After joking about flat iron season (although to our knowledge Michaela doesn’t press her hair), we talked about my own trip to visit the hair stylist who had been doing my hair for years, and how a huge part of our hair story is the relationships we have with the people who do our hair.
Yeah, I had to go back home to get my hair pressed because it’s soooo hard to find a stylist who knows how to do your hair.
Yes, and that’s a part of the story! We have these relationships with the people that do our hair in the spaces that we get our hair done in. It’s way beyond just the beauty of it– it’s our sense of safety, our sense of community. They know your hair, they know your stories. If you see the part of the series with Jessica Cruel (the editor-in-chief of Allure), she speaks to that. Like, what those spaces mean and what happens in those spaces. I’ve known people who leave New York and go to Detroit to get their hair done. Like, without question! And I get it. That holds a big part of why we use Black women’s hair to talk about culture and identity.
We ended the interview discussing just that: Black women’s hair, culture and identity. We discussed the emotional impact the series had for viewers, especially Black women viewers, and where the series situates Black women within our cultural contexts.
It’s [our hair] complex for us, and most people are…basic. And like Beyoncé said, “We don’t do ‘basic’”. Even basic Black girls don’t do basic, in comparison to the rest of the culture! And so this is an on-ramp for us to celebrate and acknowledge each other, but also for other people to be more educated and enlightened to the identity and humanity of Black women because arguably, we’re holding up this democracy. And so it’ll behoove others, as my daughter says, to “appropriate our strength”. In this way, I hope that others are inspired by the humanity, resilience, and the vision of an Oprah, of a Chole, of a Chika. That they see these women who arguably have what society sees as barriers and they become these incredible beacons.
Yes, the show and its interviews were definitely a beacon– I was even getting emotional while watching it!
Yes! Exactly, and we made it for Black women. It’s really an honor and a privilege to tell our stories.
The truth is that for Black women, much of our identity, and our culture is related to the ways that we style and wear our hair, and we need the space to unpack that intuitive relationship in the multifaceted way that it unfolds. The Hair Tales docuseries on Hulu does exactly that! The series delves deeply into Black women’s relationships with our hair through three-act episodes, featuring interviews with powerhouse Hollywood Black women like Oprah Winfrey, Issa Rae, Chika, and more.

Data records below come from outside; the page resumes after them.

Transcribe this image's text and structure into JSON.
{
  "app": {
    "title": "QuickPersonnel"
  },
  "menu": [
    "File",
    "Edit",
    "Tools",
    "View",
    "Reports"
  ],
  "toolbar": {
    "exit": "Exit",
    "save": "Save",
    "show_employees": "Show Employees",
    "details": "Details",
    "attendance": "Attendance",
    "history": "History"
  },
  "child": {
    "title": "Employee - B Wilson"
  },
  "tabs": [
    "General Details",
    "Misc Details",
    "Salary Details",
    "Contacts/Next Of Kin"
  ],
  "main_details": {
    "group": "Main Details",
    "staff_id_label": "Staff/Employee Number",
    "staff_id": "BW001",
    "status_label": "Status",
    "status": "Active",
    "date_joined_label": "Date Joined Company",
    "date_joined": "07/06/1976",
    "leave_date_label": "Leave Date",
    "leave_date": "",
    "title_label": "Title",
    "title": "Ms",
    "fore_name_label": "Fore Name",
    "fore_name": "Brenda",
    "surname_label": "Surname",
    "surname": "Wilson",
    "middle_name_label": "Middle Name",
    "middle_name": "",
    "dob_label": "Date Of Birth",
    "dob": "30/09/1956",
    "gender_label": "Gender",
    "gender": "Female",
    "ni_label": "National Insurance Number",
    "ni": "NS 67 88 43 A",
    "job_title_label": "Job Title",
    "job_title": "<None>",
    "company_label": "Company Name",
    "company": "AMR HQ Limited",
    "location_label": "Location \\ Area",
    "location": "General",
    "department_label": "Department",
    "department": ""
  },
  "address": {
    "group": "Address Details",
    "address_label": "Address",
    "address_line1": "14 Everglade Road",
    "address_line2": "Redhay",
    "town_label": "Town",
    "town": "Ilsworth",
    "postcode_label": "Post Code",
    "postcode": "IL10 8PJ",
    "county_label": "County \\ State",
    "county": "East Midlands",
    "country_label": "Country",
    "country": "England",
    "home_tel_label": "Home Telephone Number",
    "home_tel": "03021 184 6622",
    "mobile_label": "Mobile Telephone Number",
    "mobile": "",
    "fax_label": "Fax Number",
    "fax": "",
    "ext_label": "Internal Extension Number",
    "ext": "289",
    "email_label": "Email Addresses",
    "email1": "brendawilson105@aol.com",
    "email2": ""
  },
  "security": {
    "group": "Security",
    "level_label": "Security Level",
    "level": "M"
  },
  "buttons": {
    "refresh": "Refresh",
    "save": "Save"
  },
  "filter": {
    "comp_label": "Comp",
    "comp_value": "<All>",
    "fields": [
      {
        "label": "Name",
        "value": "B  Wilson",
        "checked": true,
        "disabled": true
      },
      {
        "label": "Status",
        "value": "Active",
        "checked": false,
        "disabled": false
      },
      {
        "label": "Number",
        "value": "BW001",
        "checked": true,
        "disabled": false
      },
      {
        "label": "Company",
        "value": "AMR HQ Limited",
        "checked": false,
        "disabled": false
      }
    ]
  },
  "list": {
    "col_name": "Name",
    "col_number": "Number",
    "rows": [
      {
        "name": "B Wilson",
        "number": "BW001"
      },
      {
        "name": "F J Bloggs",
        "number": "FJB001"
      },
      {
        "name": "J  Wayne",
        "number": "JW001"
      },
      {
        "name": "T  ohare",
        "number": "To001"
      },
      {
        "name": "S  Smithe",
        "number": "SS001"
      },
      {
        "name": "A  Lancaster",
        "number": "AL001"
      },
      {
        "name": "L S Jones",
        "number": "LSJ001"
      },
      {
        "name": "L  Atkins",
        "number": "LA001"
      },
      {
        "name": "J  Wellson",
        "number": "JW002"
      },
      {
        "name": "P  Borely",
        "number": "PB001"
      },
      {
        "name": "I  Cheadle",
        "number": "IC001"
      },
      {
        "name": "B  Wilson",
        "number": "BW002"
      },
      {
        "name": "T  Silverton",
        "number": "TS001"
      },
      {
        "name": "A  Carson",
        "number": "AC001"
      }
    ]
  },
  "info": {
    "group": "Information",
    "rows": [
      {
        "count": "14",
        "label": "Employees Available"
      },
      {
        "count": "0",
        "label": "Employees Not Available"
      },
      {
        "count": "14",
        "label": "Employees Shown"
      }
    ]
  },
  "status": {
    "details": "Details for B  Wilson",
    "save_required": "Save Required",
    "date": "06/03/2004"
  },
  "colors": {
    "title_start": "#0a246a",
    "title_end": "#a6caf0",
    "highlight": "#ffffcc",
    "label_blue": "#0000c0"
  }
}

The interviews are situated within broader historical contexts and examinations of Black women’s identities, in relation to our hair, provided by prominent scholars like Dr. Tiffany Gill (author of Beauty Shop Politics: African American Women’s Activism in the Beauty Industry) and Dr. Joan Morgan (Program Director for Center for Black Visual Culture). The interviews are also situated between casual conversations held in the most sacred of spaces for Black women: the hair salon. If you’re looking to go in depth with Black women’s relationship to our hair, look no further than The Hair Tales, available via Hulu’s ONYX Collective and OWN.
Vanessa is a third-year graduate student studying Psychology at Rutgers University, with a passion for all thing’s wellness, research, creativity and empathy. In her spare time, Vanessa enjoys learning guitar, reading and writing fiction stories as forms of expression and vulnerability. Vanessa can be reached via email at firstname.lastname@example.org.